7. Sep, 2019

Sleep

 

One of the most common subjects to come up on the group is complaints of insomnia and too little sleep when in withdrawal. It’s useful to know what’s happening in the brain as you sleep and why this is affected when you’re withdrawing from Benzos and also why no other drugs or supplements should be added at this time. It’s controversial but everyone wants to heal as quickly as possible so allowing the brain to do this is the main objective....

Sleep can be divided into two broad stages, non-rapid eye movement (NREM), and rapid eye movement (REM) sleep. The vast majority of our sleep (around 75 to 80 per cent) is NREM, characterised by electrical patterns in the brain known as ‘sleep spindles’ and high, slow delta waves. This is the time we sleep the deepest.

There are five stages to sleep....

Doctor Diana L. Walcutt has outlined the five stages of sleep.......

The stages are determined by the brain waves that are active during each phase. This refers to the waves you’d see in an EEG or electro encephala graph. The five stages are:

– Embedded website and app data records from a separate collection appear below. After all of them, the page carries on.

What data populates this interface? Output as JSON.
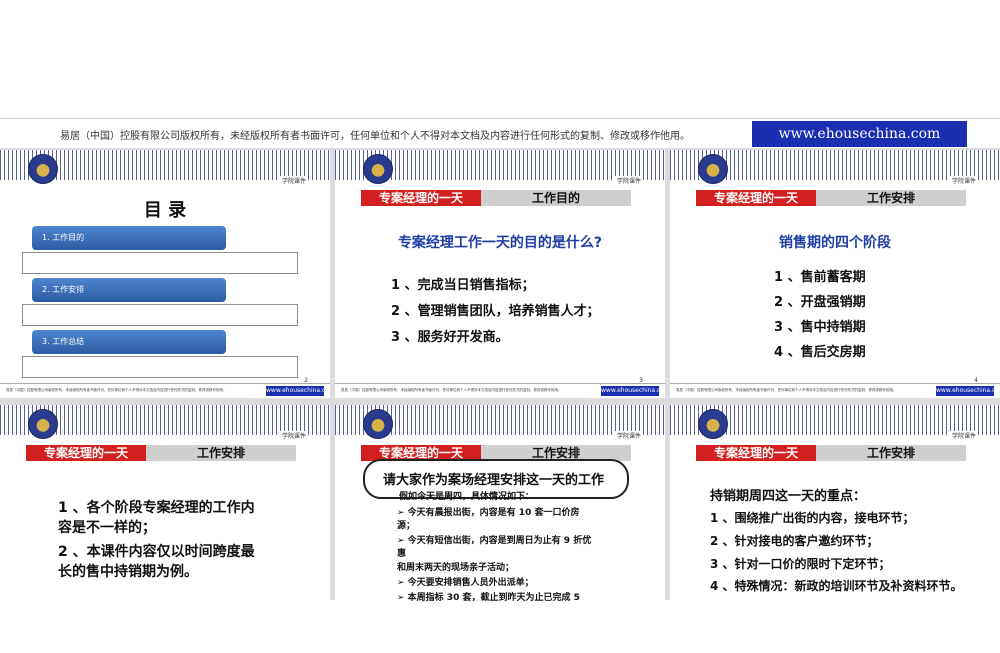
{
  "banner": {
    "text": "易居（中国）控股有限公司版权所有，未经版权所有者书面许可，任何单位和个人不得对本文档及内容进行任何形式的复制、修改或移作他用。",
    "logo": "www.ehousechina.com"
  },
  "common": {
    "course_label": "学院课件",
    "footer_text": "易居（中国）控股有限公司版权所有，未经版权所有者书面许可，任何单位和个人不得对本文档及内容进行任何形式的复制、修改或移作他用。",
    "footer_logo": "www.ehousechina.com",
    "tab_left": "专案经理的一天"
  },
  "slides": {
    "s1": {
      "title": "目 录",
      "items": [
        "1.  工作目的",
        "2.  工作安排",
        "3.  工作总结"
      ],
      "page": "2"
    },
    "s2": {
      "tab_right": "工作目的",
      "heading": "专案经理工作一天的目的是什么?",
      "lines": [
        "1 、完成当日销售指标；",
        "2 、管理销售团队，培养销售人才；",
        "3 、服务好开发商。"
      ],
      "page": "3"
    },
    "s3": {
      "tab_right": "工作安排",
      "heading": "销售期的四个阶段",
      "lines": [
        "1 、售前蓄客期",
        "2 、开盘强销期",
        "3 、售中持销期",
        "4 、售后交房期"
      ],
      "page": "4"
    },
    "s4": {
      "tab_right": "工作安排",
      "lines": [
        "1 、各个阶段专案经理的工作内",
        "容是不一样的；",
        "2 、本课件内容仅以时间跨度最",
        "长的售中持销期为例。"
      ]
    },
    "s5": {
      "tab_right": "工作安排",
      "oval": "请大家作为案场经理安排这一天的工作",
      "intro": "假如今天是周四，具体情况如下：",
      "bullets": [
        "➢   今天有晨报出街，内容是有 10 套一口价房",
        "源；",
        "➢   今天有短信出街，内容是到周日为止有 9 折优",
        "惠",
        "      和周末两天的现场亲子活动；",
        "➢   今天要安排销售人员外出派单；",
        "➢   本周指标 30 套，截止到昨天为止已完成 5"
      ]
    },
    "s6": {
      "tab_right": "工作安排",
      "heading": "持销期周四这一天的重点：",
      "lines": [
        "1 、围绕推广出街的内容，接电环节；",
        "2 、针对接电的客户邀约环节；",
        "3 、针对一口价的限时下定环节；",
        "4 、特殊情况：新政的培训环节及补资料环节。"
      ]
    }
  }
}
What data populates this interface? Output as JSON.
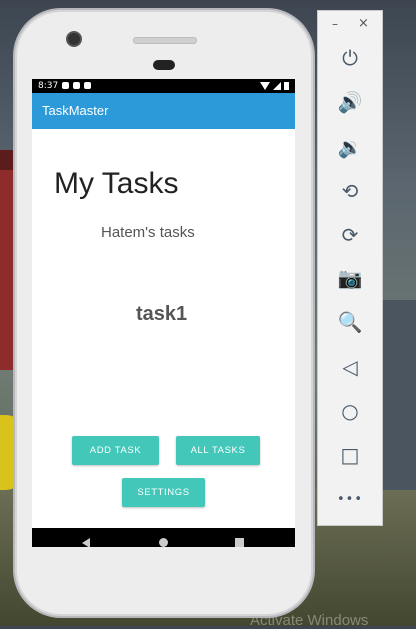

Stage One. The brain goes through the Alpha and Theta waves. These waves can happen even during the day, during a period we often refer to as ‘day-dreaming’. You can even practice the alpha waves during meditation. Slowly, you’ll start drifting towards theta, which is just a short period before we fall asleep.

Stage Two. The second stage sees our brains produce rapid, short waves called sleep spindles. The body temperature drops and heart rate slows down.

Stage Three. During stage three, your brain is creating deep and slow waves called delta waves. This is the transitional period of moving from light sleep to deep sleep.

Stage Four. In the fourth sleep, you enter delta sleep. This is deep sleep and referred to as the slow wave sleep.

Stage Five: REM. Finally, you have our friend REM sleep. Your voluntary muscles are actually paralyzed during this time, yet your brain is busy producing dreams.

Sadly when Benzos have been used for sleep this pattern is interfered with and needs to be reestablished for normal sleep to return. The only way this can happen is not to interfere further and let sleep come back naturally as it will eventually.

I do understand how hard this as lying awake night after night we do begin to despair and of course symptoms are worsened during the day. I think resting is important as well and sometimes just listening to music helps or even to white noise. I believe there are white noise machines which can be used beside your bed. Focussing away from not being able to sleep is the main objective so the brain can switch off.

In the worst case scenarios people try antihistamines, melatonin, theanine or other supplements supposed to encourage sleep. I feel there’s nothing wrong in taking these on an occasional basis if you can tolerate them but be aware that these also can become addictive as the brain adapts to their use and sleep patterns are altered. As recovery continues a normal sleep pattern will return.

Again everybody is totally different in this and in what they find helps them. It’s an important area in not to be prescriptive because what helps one may set back another as we well know. The natural sleep that eventually returns is refreshing and restorative and quite unlike any drug induced sleep and makes us aware of what we’ve been missing! ❤️